GOOD! THE FASTER THEY USE IT UP, THE FASTER WE’LL HAVE NO MORE DEALINGS WITH THEM..
Could Saudi Arabia lose its oil exporter status by 2038?
Yadullah Hussain Jan 6, 2012 – 10:30 AM ET
Saudi King Abdullah bin Abdul Aziz al-Saud.
If Saudi Arabia’s current domestic energy consumption patterns continue, the country could lose its status as the top oil exporter in the world over time and turn into a crude importer by 2038.
The stark warning came last month from UK-based consultancy Chatham House which argues that the combination of an annual 7% rise in domestic consumption and flat oil production levels was ‘unsustainable.’
“The country currently consumes over one-quarter of its total oil production – some 2.8 million barrels a day. This means that on a ‘business as usual’ trajectory it would become a net oil importer in 2038,” said Chatham House in a report.
For a country that sits on one-fifth of proven oil reserves, this may not be the most likely outcome but the possibility does signal the urgency of the need for change in the country’s energy consumption policies.
Of course, the trajectory could change swiftly with greater efforts to conserve energy and ramping of new oil production, but recent comments from the country’s national oil company Saudi Aramco suggest the Kingdom is not expanding its existing capacity of 12 million barrels per day any time soon. (Also Read: Saudis worry over North American shale oil surge.)
“On a ‘business as usual’ projection, this would jeopardize the country’s ability to export to global markets. Given its dependence on oil export revenues, the inability to expand exports would have a dramatic effect on the economy and the government’s ability to spend on domestic welfare and services,” says Chatham.
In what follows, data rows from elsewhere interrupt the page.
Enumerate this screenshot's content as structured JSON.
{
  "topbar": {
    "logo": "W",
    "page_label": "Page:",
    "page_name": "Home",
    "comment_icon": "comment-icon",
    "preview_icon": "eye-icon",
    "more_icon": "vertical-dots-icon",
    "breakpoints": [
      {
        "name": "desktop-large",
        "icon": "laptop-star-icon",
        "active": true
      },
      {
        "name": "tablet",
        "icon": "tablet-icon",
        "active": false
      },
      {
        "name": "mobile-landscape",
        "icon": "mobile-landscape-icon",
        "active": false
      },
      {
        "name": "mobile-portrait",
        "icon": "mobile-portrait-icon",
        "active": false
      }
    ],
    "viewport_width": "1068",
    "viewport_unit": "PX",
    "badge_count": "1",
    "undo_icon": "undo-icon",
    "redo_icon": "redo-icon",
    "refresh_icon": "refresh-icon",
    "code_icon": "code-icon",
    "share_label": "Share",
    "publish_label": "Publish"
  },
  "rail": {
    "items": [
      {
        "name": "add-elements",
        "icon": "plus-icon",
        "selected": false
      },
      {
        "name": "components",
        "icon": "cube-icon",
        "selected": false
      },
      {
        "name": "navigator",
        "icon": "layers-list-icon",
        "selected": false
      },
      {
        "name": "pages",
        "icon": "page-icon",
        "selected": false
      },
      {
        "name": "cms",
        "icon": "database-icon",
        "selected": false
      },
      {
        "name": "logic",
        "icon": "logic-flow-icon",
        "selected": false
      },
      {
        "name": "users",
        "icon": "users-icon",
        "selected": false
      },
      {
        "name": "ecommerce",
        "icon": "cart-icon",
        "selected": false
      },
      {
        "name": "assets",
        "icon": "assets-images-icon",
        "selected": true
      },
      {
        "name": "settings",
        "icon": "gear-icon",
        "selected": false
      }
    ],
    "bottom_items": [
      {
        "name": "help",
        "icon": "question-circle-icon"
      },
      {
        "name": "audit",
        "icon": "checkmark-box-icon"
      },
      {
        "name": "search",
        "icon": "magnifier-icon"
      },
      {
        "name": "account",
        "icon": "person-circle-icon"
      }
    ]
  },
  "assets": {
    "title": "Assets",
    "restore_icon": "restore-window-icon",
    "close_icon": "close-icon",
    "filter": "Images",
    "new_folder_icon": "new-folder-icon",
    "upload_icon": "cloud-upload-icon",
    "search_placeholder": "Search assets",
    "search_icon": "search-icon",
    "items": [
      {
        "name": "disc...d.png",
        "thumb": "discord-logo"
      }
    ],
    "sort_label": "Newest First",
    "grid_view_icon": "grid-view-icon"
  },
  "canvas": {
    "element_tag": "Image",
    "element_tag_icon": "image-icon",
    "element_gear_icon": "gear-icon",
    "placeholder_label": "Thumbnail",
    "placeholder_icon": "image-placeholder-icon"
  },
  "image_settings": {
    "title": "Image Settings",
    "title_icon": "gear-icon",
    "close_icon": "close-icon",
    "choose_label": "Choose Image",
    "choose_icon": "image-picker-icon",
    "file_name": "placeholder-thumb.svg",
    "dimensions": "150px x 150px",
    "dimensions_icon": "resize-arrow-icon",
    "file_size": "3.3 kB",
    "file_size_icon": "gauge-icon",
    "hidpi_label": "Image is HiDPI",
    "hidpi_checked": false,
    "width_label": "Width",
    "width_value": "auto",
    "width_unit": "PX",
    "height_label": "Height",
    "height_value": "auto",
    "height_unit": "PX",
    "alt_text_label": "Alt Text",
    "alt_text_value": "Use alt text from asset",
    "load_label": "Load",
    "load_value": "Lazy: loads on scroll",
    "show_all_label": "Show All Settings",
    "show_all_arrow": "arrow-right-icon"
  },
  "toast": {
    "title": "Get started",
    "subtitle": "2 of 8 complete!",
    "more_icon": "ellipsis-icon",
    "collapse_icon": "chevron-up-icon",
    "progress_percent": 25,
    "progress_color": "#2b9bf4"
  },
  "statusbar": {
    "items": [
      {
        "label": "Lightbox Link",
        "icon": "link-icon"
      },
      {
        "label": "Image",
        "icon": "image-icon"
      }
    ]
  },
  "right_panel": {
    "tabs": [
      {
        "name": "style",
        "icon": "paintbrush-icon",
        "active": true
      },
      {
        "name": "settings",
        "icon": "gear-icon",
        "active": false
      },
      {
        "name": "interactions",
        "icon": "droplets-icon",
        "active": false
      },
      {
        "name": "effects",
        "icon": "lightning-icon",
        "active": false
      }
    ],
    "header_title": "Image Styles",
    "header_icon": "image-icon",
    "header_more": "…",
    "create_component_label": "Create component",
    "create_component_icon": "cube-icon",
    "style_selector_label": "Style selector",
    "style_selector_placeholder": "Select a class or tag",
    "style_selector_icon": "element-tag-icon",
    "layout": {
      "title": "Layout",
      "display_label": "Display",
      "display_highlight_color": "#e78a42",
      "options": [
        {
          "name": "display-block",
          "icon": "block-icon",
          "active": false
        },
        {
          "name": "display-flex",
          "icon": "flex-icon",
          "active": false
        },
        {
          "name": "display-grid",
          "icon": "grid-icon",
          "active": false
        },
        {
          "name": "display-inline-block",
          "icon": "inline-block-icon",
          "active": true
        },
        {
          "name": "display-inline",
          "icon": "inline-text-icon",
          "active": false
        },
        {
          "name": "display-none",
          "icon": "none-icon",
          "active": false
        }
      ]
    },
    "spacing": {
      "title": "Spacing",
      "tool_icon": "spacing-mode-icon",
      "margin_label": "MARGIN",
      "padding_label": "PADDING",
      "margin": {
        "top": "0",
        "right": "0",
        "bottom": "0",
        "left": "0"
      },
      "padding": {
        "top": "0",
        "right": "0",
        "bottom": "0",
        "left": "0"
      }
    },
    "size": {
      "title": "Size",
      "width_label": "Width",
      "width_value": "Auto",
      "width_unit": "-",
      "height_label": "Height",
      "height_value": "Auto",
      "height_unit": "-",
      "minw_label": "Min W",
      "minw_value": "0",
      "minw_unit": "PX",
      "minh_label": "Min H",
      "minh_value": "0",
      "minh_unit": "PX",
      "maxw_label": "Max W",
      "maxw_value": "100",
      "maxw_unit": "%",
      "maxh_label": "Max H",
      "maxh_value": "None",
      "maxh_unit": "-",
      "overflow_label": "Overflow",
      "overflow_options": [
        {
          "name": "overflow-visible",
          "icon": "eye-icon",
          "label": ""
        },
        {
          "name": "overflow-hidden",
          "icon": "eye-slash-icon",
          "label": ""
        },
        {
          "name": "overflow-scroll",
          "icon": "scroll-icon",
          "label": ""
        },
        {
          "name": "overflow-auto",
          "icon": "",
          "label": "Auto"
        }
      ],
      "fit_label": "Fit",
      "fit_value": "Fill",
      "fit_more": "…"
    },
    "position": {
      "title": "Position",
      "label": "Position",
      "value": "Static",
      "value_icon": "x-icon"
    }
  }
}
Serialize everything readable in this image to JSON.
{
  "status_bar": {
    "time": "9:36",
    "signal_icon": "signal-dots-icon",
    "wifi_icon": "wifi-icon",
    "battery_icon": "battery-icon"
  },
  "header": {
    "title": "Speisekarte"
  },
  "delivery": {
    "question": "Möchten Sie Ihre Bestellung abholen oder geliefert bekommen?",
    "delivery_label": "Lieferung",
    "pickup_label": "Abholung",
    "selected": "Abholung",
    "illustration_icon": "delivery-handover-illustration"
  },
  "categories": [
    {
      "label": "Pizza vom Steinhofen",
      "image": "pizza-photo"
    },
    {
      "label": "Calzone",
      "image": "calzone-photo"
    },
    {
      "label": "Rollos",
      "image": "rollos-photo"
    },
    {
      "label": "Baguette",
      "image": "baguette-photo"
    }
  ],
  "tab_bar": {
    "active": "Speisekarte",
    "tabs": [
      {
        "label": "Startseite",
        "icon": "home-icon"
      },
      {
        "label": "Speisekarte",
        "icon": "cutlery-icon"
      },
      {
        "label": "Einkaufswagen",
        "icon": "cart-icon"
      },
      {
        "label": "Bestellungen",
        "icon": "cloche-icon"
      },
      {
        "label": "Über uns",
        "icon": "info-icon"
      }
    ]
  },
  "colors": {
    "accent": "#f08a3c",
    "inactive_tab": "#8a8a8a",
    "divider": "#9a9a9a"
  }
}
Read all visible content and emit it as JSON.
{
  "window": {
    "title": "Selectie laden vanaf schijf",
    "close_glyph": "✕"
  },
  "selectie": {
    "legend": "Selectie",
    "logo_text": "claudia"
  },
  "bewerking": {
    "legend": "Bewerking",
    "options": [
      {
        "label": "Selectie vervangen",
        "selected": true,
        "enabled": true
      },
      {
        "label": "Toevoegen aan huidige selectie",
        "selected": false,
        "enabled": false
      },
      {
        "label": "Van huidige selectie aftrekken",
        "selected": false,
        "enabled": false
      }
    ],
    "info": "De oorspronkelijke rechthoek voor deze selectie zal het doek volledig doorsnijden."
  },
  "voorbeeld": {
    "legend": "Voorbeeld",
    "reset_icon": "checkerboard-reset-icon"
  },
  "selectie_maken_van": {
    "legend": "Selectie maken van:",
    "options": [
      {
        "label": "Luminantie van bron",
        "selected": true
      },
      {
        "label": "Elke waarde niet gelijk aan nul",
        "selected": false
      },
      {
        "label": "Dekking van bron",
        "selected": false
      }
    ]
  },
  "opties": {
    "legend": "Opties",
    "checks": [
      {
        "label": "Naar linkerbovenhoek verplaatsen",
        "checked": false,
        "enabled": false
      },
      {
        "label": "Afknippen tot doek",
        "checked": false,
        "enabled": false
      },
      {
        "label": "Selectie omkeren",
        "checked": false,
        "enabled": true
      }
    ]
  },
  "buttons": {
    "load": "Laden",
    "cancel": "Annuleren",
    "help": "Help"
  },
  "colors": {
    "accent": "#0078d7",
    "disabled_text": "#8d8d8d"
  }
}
CHANGING DEMOGRAPHICS The Kingdom’s demographics are changing fast and making more demands on the country’s finances and resources. It has a rapidly growing population of 27 million, with a third of the population under the age of 14 and high unemployment (officially 10.5–11% of the Saudi labour force, unofficially anything between 20% and 30%).
To nip similar social unrest in the bud faced by its Middle East neighbours, King Abdullah Bin Abdulaziz Al-Saud unveiled a US$130-billion stimulus package last year, which included salary hikes in the public sector, easier access to home loans, and 60,000 jobs in the Interior Ministry. This splurge has raised the country’s breakeven budget oil price to US$83-$88 — almost double to what it was three years ago.
While the country has well over US$500-billion in foreign assets reserves to cushion any financial blow, much of the US$130-billion stimulus is recurring expense, chipping away at the country’s earnings. That figure will only rise as legions of young Saudis enter the market looking for jobs over the next few decades.
IMPACT ON INTERNATIONAL MARKETS Chatham estimates show that current consumption trends in Saudi Arabia could deprive the world market of up to two million barrels per day by 2020 compared with the IEA’s supply scenario. Saudi Aramco has warned that Saudi Arabia’s crude export capacity would fall by about three mbd to under seven mbd by 2028 unless the domestic energy demand growth is checked.
Saudi Arabia’s ability to stabilize the international oil market by turning export volumes up or down would be damaged, with spare capacity used up to maintain export volumes, says Chatham.
As this spare capacity is eroded, and if other oil reserve holders such as Iran and Iraq fail to invest adequately in upstream capacity, an oil supply crunch leading to major price spikes on the world market is likely.
“While this may help oil producers balance budgets in the short term, in the longer term a dip in the oil price would be likely, followed by decline as new production comes on-stream and responsive national policies move even emerging markets away from oil. This would be even more damaging for the Saudi economy than our simulation suggests.”
To change that course, Chatham says the Saudi government should look to develop alternative energies and reduce subsidies on transport fuel — which, at 12-16 US cents per litre is one of the lowest in the world.